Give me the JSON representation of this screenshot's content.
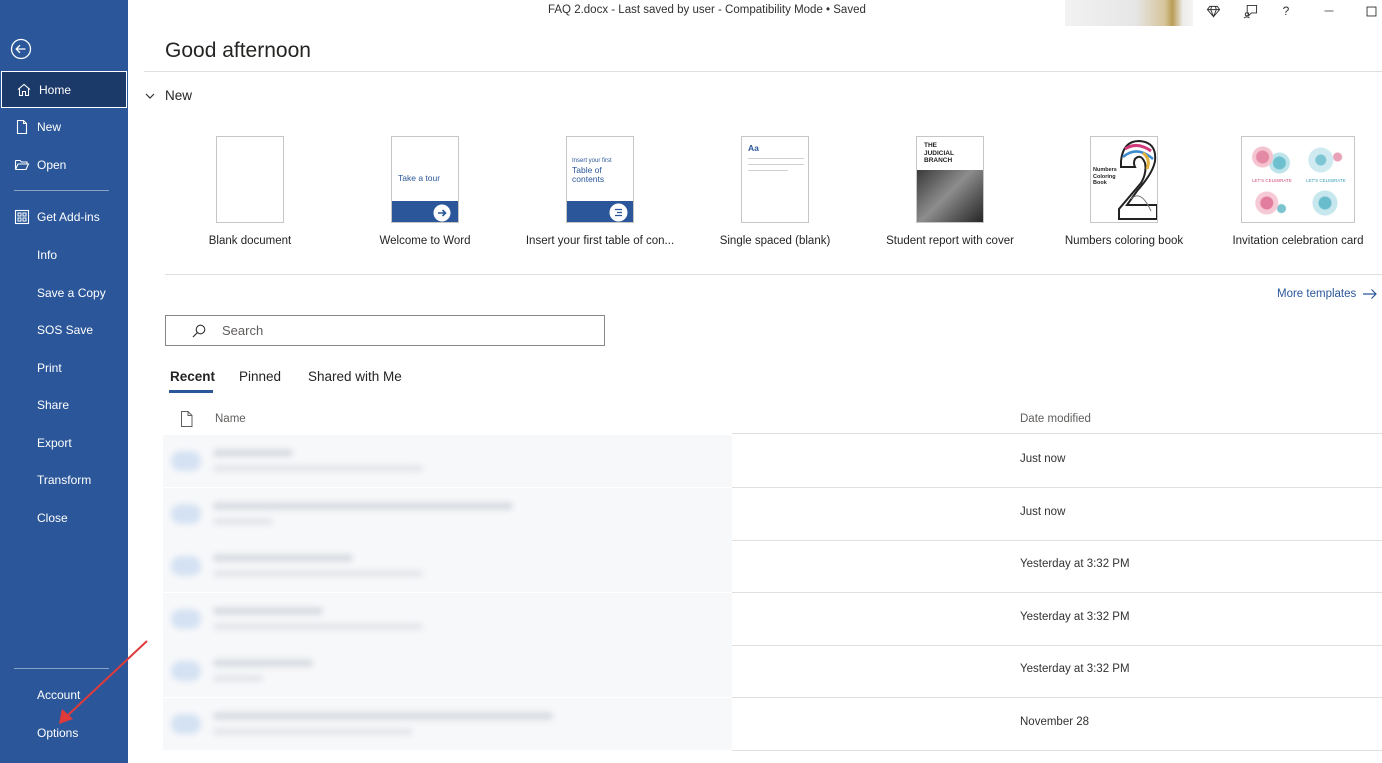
{
  "titlebar": {
    "document_info": "FAQ 2.docx  -  Last saved by user  -  Compatibility Mode • Saved",
    "help_label": "?"
  },
  "sidebar": {
    "back_icon": "back-arrow-icon",
    "top_items": [
      {
        "label": "Home",
        "icon": "home-icon",
        "active": true
      },
      {
        "label": "New",
        "icon": "new-document-icon"
      },
      {
        "label": "Open",
        "icon": "folder-open-icon"
      }
    ],
    "mid_items": [
      {
        "label": "Get Add-ins",
        "icon": "add-ins-grid-icon"
      },
      {
        "label": "Info"
      },
      {
        "label": "Save a Copy"
      },
      {
        "label": "SOS Save"
      },
      {
        "label": "Print"
      },
      {
        "label": "Share"
      },
      {
        "label": "Export"
      },
      {
        "label": "Transform"
      },
      {
        "label": "Close"
      }
    ],
    "bottom_items": [
      {
        "label": "Account"
      },
      {
        "label": "Options"
      }
    ]
  },
  "main": {
    "greeting": "Good afternoon",
    "new_section_label": "New",
    "templates": [
      {
        "label": "Blank document"
      },
      {
        "label": "Welcome to Word",
        "thumb_text": "Take a tour"
      },
      {
        "label": "Insert your first table of con...",
        "thumb_text_small": "Insert your first",
        "thumb_text_big": "Table of contents"
      },
      {
        "label": "Single spaced (blank)",
        "thumb_text": "Aa"
      },
      {
        "label": "Student report with cover",
        "thumb_text": "THE JUDICIAL BRANCH"
      },
      {
        "label": "Numbers coloring book",
        "thumb_text": "Numbers Coloring Book"
      },
      {
        "label": "Invitation celebration card",
        "thumb_text": "LET'S CELEBRATE"
      }
    ],
    "more_templates": "More templates",
    "search_placeholder": "Search",
    "tabs": [
      "Recent",
      "Pinned",
      "Shared with Me"
    ],
    "columns": {
      "name": "Name",
      "date": "Date modified"
    },
    "files": [
      {
        "date": "Just now"
      },
      {
        "date": "Just now"
      },
      {
        "date": "Yesterday at 3:32 PM"
      },
      {
        "date": "Yesterday at 3:32 PM"
      },
      {
        "date": "Yesterday at 3:32 PM"
      },
      {
        "date": "November 28"
      }
    ]
  },
  "colors": {
    "sidebar_bg": "#2b579a",
    "accent": "#2b579a",
    "annotation_arrow": "#e03a3a"
  }
}
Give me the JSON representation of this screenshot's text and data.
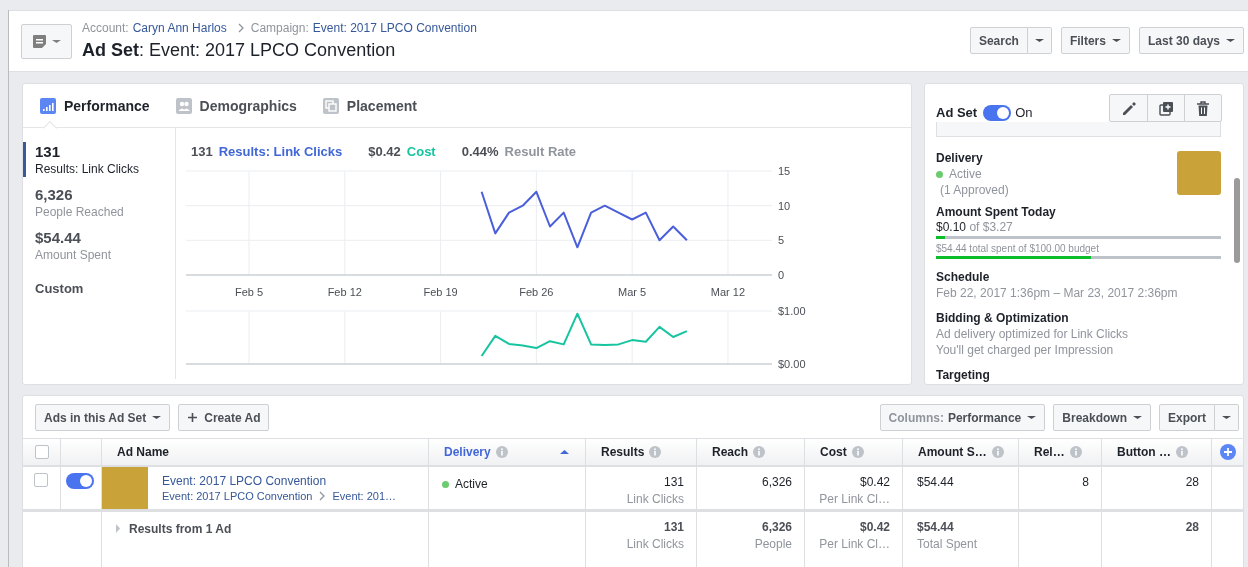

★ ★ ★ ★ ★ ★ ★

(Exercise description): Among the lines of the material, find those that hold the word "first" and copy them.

(Result of the exercise):
        "label": "Insert your first table of con...",
        "thumb_text_small": "Insert your first",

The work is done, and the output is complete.